## EXERCISE DETAILS
Go through the listing below and state how many lines hold the word "icon", giving only the number.

## THE DATA

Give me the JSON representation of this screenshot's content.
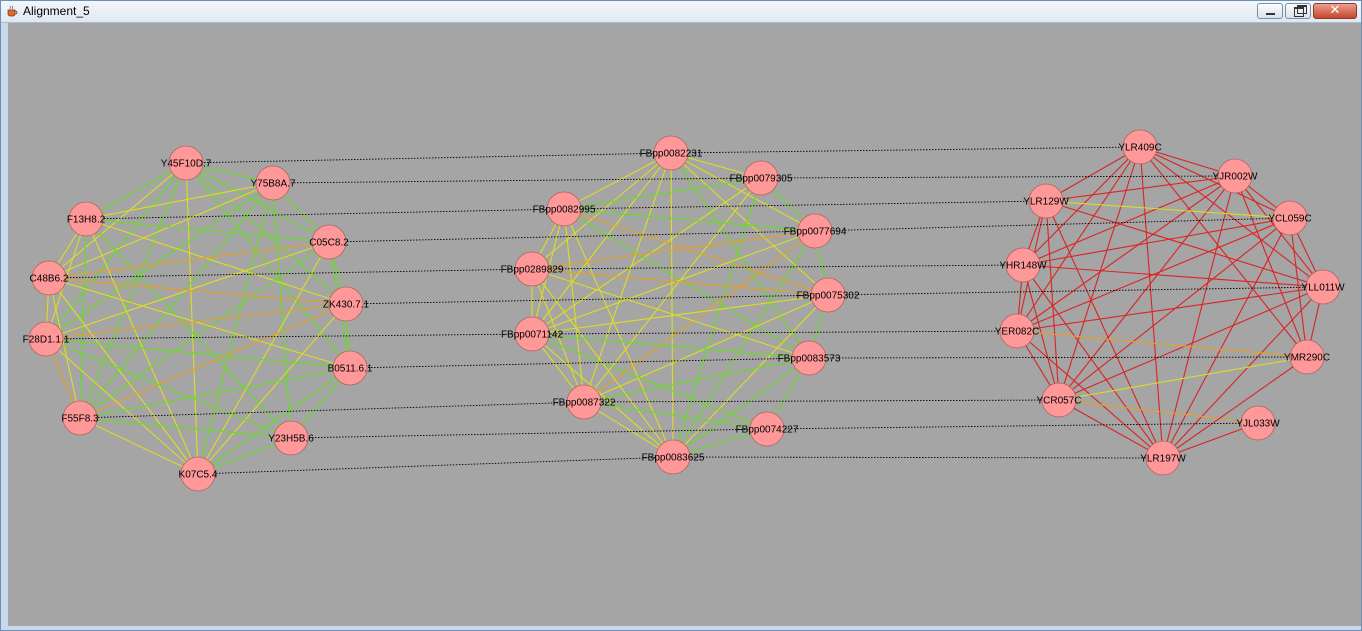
{
  "window": {
    "title": "Alignment_5",
    "icon": "java-cup-icon",
    "controls": [
      "minimize-icon",
      "restore-icon",
      "close-icon"
    ]
  },
  "colors": {
    "canvas_bg": "#a5a5a5",
    "node_fill": "#ff9999",
    "node_stroke": "#b06060",
    "alignment_line": "#000000",
    "edge_green": "#66dd22",
    "edge_yellow": "#dddd22",
    "edge_orange": "#e8a020",
    "edge_red": "#dd2222"
  },
  "graph": {
    "networks": [
      {
        "nodes": [
          {
            "id": "Y45F10D.7",
            "label": "Y45F10D.7"
          },
          {
            "id": "Y75B8A.7",
            "label": "Y75B8A.7"
          },
          {
            "id": "F13H8.2",
            "label": "F13H8.2"
          },
          {
            "id": "C05C8.2",
            "label": "C05C8.2"
          },
          {
            "id": "C48B6.2",
            "label": "C48B6.2"
          },
          {
            "id": "ZK430.7.1",
            "label": "ZK430.7.1"
          },
          {
            "id": "F28D1.1.1",
            "label": "F28D1.1.1"
          },
          {
            "id": "B0511.6.1",
            "label": "B0511.6.1"
          },
          {
            "id": "F55F8.3",
            "label": "F55F8.3"
          },
          {
            "id": "Y23H5B.6",
            "label": "Y23H5B.6"
          },
          {
            "id": "K07C5.4",
            "label": "K07C5.4"
          }
        ]
      },
      {
        "nodes": [
          {
            "id": "FBpp0082231",
            "label": "FBpp0082231"
          },
          {
            "id": "FBpp0079305",
            "label": "FBpp0079305"
          },
          {
            "id": "FBpp0082995",
            "label": "FBpp0082995"
          },
          {
            "id": "FBpp0077694",
            "label": "FBpp0077694"
          },
          {
            "id": "FBpp0289829",
            "label": "FBpp0289829"
          },
          {
            "id": "FBpp0075302",
            "label": "FBpp0075302"
          },
          {
            "id": "FBpp0071142",
            "label": "FBpp0071142"
          },
          {
            "id": "FBpp0083573",
            "label": "FBpp0083573"
          },
          {
            "id": "FBpp0087322",
            "label": "FBpp0087322"
          },
          {
            "id": "FBpp0074227",
            "label": "FBpp0074227"
          },
          {
            "id": "FBpp0083625",
            "label": "FBpp0083625"
          }
        ]
      },
      {
        "nodes": [
          {
            "id": "YLR409C",
            "label": "YLR409C"
          },
          {
            "id": "YJR002W",
            "label": "YJR002W"
          },
          {
            "id": "YLR129W",
            "label": "YLR129W"
          },
          {
            "id": "YCL059C",
            "label": "YCL059C"
          },
          {
            "id": "YHR148W",
            "label": "YHR148W"
          },
          {
            "id": "YLL011W",
            "label": "YLL011W"
          },
          {
            "id": "YER082C",
            "label": "YER082C"
          },
          {
            "id": "YMR290C",
            "label": "YMR290C"
          },
          {
            "id": "YCR057C",
            "label": "YCR057C"
          },
          {
            "id": "YJL033W",
            "label": "YJL033W"
          },
          {
            "id": "YLR197W",
            "label": "YLR197W"
          }
        ]
      }
    ],
    "edges": [
      [
        "Y45F10D.7",
        "Y75B8A.7",
        "green"
      ],
      [
        "Y45F10D.7",
        "F13H8.2",
        "green"
      ],
      [
        "Y45F10D.7",
        "C05C8.2",
        "green"
      ],
      [
        "Y45F10D.7",
        "C48B6.2",
        "yellow"
      ],
      [
        "Y45F10D.7",
        "ZK430.7.1",
        "green"
      ],
      [
        "Y45F10D.7",
        "F28D1.1.1",
        "green"
      ],
      [
        "Y45F10D.7",
        "F55F8.3",
        "green"
      ],
      [
        "Y45F10D.7",
        "K07C5.4",
        "yellow"
      ],
      [
        "Y45F10D.7",
        "B0511.6.1",
        "green"
      ],
      [
        "Y75B8A.7",
        "F13H8.2",
        "yellow"
      ],
      [
        "Y75B8A.7",
        "C05C8.2",
        "green"
      ],
      [
        "Y75B8A.7",
        "C48B6.2",
        "yellow"
      ],
      [
        "Y75B8A.7",
        "F28D1.1.1",
        "green"
      ],
      [
        "Y75B8A.7",
        "K07C5.4",
        "green"
      ],
      [
        "Y75B8A.7",
        "F55F8.3",
        "green"
      ],
      [
        "Y75B8A.7",
        "Y23H5B.6",
        "green"
      ],
      [
        "F13H8.2",
        "C48B6.2",
        "yellow"
      ],
      [
        "F13H8.2",
        "F28D1.1.1",
        "yellow"
      ],
      [
        "F13H8.2",
        "F55F8.3",
        "green"
      ],
      [
        "F13H8.2",
        "K07C5.4",
        "yellow"
      ],
      [
        "F13H8.2",
        "C05C8.2",
        "green"
      ],
      [
        "F13H8.2",
        "ZK430.7.1",
        "yellow"
      ],
      [
        "F13H8.2",
        "Y23H5B.6",
        "green"
      ],
      [
        "C05C8.2",
        "C48B6.2",
        "orange"
      ],
      [
        "C05C8.2",
        "ZK430.7.1",
        "green"
      ],
      [
        "C05C8.2",
        "F28D1.1.1",
        "yellow"
      ],
      [
        "C05C8.2",
        "K07C5.4",
        "yellow"
      ],
      [
        "C05C8.2",
        "F55F8.3",
        "green"
      ],
      [
        "C05C8.2",
        "B0511.6.1",
        "green"
      ],
      [
        "C48B6.2",
        "F28D1.1.1",
        "yellow"
      ],
      [
        "C48B6.2",
        "ZK430.7.1",
        "orange"
      ],
      [
        "C48B6.2",
        "K07C5.4",
        "yellow"
      ],
      [
        "C48B6.2",
        "F55F8.3",
        "yellow"
      ],
      [
        "C48B6.2",
        "B0511.6.1",
        "yellow"
      ],
      [
        "ZK430.7.1",
        "F28D1.1.1",
        "orange"
      ],
      [
        "ZK430.7.1",
        "K07C5.4",
        "yellow"
      ],
      [
        "ZK430.7.1",
        "F55F8.3",
        "orange"
      ],
      [
        "ZK430.7.1",
        "B0511.6.1",
        "green"
      ],
      [
        "F28D1.1.1",
        "F55F8.3",
        "orange"
      ],
      [
        "F28D1.1.1",
        "K07C5.4",
        "yellow"
      ],
      [
        "F28D1.1.1",
        "B0511.6.1",
        "green"
      ],
      [
        "F28D1.1.1",
        "Y23H5B.6",
        "green"
      ],
      [
        "F55F8.3",
        "K07C5.4",
        "yellow"
      ],
      [
        "F55F8.3",
        "B0511.6.1",
        "green"
      ],
      [
        "F55F8.3",
        "Y23H5B.6",
        "green"
      ],
      [
        "K07C5.4",
        "B0511.6.1",
        "green"
      ],
      [
        "K07C5.4",
        "Y23H5B.6",
        "green"
      ],
      [
        "B0511.6.1",
        "Y23H5B.6",
        "green"
      ],
      [
        "FBpp0082231",
        "FBpp0079305",
        "yellow"
      ],
      [
        "FBpp0082231",
        "FBpp0082995",
        "yellow"
      ],
      [
        "FBpp0082231",
        "FBpp0077694",
        "yellow"
      ],
      [
        "FBpp0082231",
        "FBpp0289829",
        "yellow"
      ],
      [
        "FBpp0082231",
        "FBpp0075302",
        "yellow"
      ],
      [
        "FBpp0082231",
        "FBpp0071142",
        "yellow"
      ],
      [
        "FBpp0082231",
        "FBpp0087322",
        "yellow"
      ],
      [
        "FBpp0082231",
        "FBpp0083625",
        "yellow"
      ],
      [
        "FBpp0082231",
        "FBpp0083573",
        "green"
      ],
      [
        "FBpp0079305",
        "FBpp0082995",
        "green"
      ],
      [
        "FBpp0079305",
        "FBpp0077694",
        "green"
      ],
      [
        "FBpp0079305",
        "FBpp0071142",
        "yellow"
      ],
      [
        "FBpp0079305",
        "FBpp0087322",
        "yellow"
      ],
      [
        "FBpp0079305",
        "FBpp0083625",
        "green"
      ],
      [
        "FBpp0082995",
        "FBpp0289829",
        "yellow"
      ],
      [
        "FBpp0082995",
        "FBpp0077694",
        "green"
      ],
      [
        "FBpp0082995",
        "FBpp0075302",
        "orange"
      ],
      [
        "FBpp0082995",
        "FBpp0071142",
        "yellow"
      ],
      [
        "FBpp0082995",
        "FBpp0087322",
        "yellow"
      ],
      [
        "FBpp0082995",
        "FBpp0083625",
        "yellow"
      ],
      [
        "FBpp0082995",
        "FBpp0083573",
        "green"
      ],
      [
        "FBpp0077694",
        "FBpp0289829",
        "orange"
      ],
      [
        "FBpp0077694",
        "FBpp0075302",
        "green"
      ],
      [
        "FBpp0077694",
        "FBpp0071142",
        "yellow"
      ],
      [
        "FBpp0077694",
        "FBpp0087322",
        "orange"
      ],
      [
        "FBpp0077694",
        "FBpp0083625",
        "green"
      ],
      [
        "FBpp0289829",
        "FBpp0075302",
        "orange"
      ],
      [
        "FBpp0289829",
        "FBpp0071142",
        "yellow"
      ],
      [
        "FBpp0289829",
        "FBpp0087322",
        "yellow"
      ],
      [
        "FBpp0289829",
        "FBpp0083573",
        "yellow"
      ],
      [
        "FBpp0289829",
        "FBpp0083625",
        "yellow"
      ],
      [
        "FBpp0075302",
        "FBpp0071142",
        "yellow"
      ],
      [
        "FBpp0075302",
        "FBpp0087322",
        "yellow"
      ],
      [
        "FBpp0075302",
        "FBpp0083625",
        "yellow"
      ],
      [
        "FBpp0075302",
        "FBpp0083573",
        "green"
      ],
      [
        "FBpp0071142",
        "FBpp0087322",
        "yellow"
      ],
      [
        "FBpp0071142",
        "FBpp0083625",
        "yellow"
      ],
      [
        "FBpp0071142",
        "FBpp0074227",
        "green"
      ],
      [
        "FBpp0071142",
        "FBpp0083573",
        "green"
      ],
      [
        "FBpp0083573",
        "FBpp0087322",
        "green"
      ],
      [
        "FBpp0083573",
        "FBpp0083625",
        "green"
      ],
      [
        "FBpp0083573",
        "FBpp0074227",
        "green"
      ],
      [
        "FBpp0087322",
        "FBpp0083625",
        "yellow"
      ],
      [
        "FBpp0087322",
        "FBpp0074227",
        "green"
      ],
      [
        "FBpp0074227",
        "FBpp0083625",
        "green"
      ],
      [
        "YLR409C",
        "YJR002W",
        "red"
      ],
      [
        "YLR409C",
        "YLR129W",
        "red"
      ],
      [
        "YLR409C",
        "YCL059C",
        "red"
      ],
      [
        "YLR409C",
        "YHR148W",
        "red"
      ],
      [
        "YLR409C",
        "YLL011W",
        "red"
      ],
      [
        "YLR409C",
        "YER082C",
        "red"
      ],
      [
        "YLR409C",
        "YCR057C",
        "red"
      ],
      [
        "YLR409C",
        "YLR197W",
        "red"
      ],
      [
        "YLR409C",
        "YMR290C",
        "red"
      ],
      [
        "YJR002W",
        "YLR129W",
        "red"
      ],
      [
        "YJR002W",
        "YCL059C",
        "red"
      ],
      [
        "YJR002W",
        "YHR148W",
        "red"
      ],
      [
        "YJR002W",
        "YLL011W",
        "red"
      ],
      [
        "YJR002W",
        "YER082C",
        "red"
      ],
      [
        "YJR002W",
        "YCR057C",
        "red"
      ],
      [
        "YJR002W",
        "YLR197W",
        "red"
      ],
      [
        "YJR002W",
        "YMR290C",
        "red"
      ],
      [
        "YLR129W",
        "YCL059C",
        "yellow"
      ],
      [
        "YLR129W",
        "YHR148W",
        "red"
      ],
      [
        "YLR129W",
        "YER082C",
        "red"
      ],
      [
        "YLR129W",
        "YCR057C",
        "red"
      ],
      [
        "YLR129W",
        "YLR197W",
        "red"
      ],
      [
        "YLR129W",
        "YLL011W",
        "red"
      ],
      [
        "YCL059C",
        "YHR148W",
        "red"
      ],
      [
        "YCL059C",
        "YLL011W",
        "red"
      ],
      [
        "YCL059C",
        "YER082C",
        "red"
      ],
      [
        "YCL059C",
        "YCR057C",
        "red"
      ],
      [
        "YCL059C",
        "YLR197W",
        "red"
      ],
      [
        "YCL059C",
        "YMR290C",
        "red"
      ],
      [
        "YHR148W",
        "YLL011W",
        "red"
      ],
      [
        "YHR148W",
        "YER082C",
        "red"
      ],
      [
        "YHR148W",
        "YCR057C",
        "red"
      ],
      [
        "YHR148W",
        "YLR197W",
        "red"
      ],
      [
        "YLL011W",
        "YER082C",
        "red"
      ],
      [
        "YLL011W",
        "YCR057C",
        "red"
      ],
      [
        "YLL011W",
        "YLR197W",
        "red"
      ],
      [
        "YLL011W",
        "YMR290C",
        "red"
      ],
      [
        "YER082C",
        "YCR057C",
        "red"
      ],
      [
        "YER082C",
        "YLR197W",
        "red"
      ],
      [
        "YER082C",
        "YMR290C",
        "orange"
      ],
      [
        "YCR057C",
        "YLR197W",
        "red"
      ],
      [
        "YCR057C",
        "YMR290C",
        "yellow"
      ],
      [
        "YCR057C",
        "YJL033W",
        "orange"
      ],
      [
        "YMR290C",
        "YLR197W",
        "red"
      ],
      [
        "YJL033W",
        "YLR197W",
        "red"
      ]
    ],
    "alignments": [
      [
        "Y45F10D.7",
        "FBpp0082231",
        "YLR409C"
      ],
      [
        "Y75B8A.7",
        "FBpp0079305",
        "YJR002W"
      ],
      [
        "F13H8.2",
        "FBpp0082995",
        "YLR129W"
      ],
      [
        "C05C8.2",
        "FBpp0077694",
        "YCL059C"
      ],
      [
        "C48B6.2",
        "FBpp0289829",
        "YHR148W"
      ],
      [
        "ZK430.7.1",
        "FBpp0075302",
        "YLL011W"
      ],
      [
        "F28D1.1.1",
        "FBpp0071142",
        "YER082C"
      ],
      [
        "B0511.6.1",
        "FBpp0083573",
        "YMR290C"
      ],
      [
        "F55F8.3",
        "FBpp0087322",
        "YCR057C"
      ],
      [
        "Y23H5B.6",
        "FBpp0074227",
        "YJL033W"
      ],
      [
        "K07C5.4",
        "FBpp0083625",
        "YLR197W"
      ]
    ]
  }
}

## ANSWER BOX
4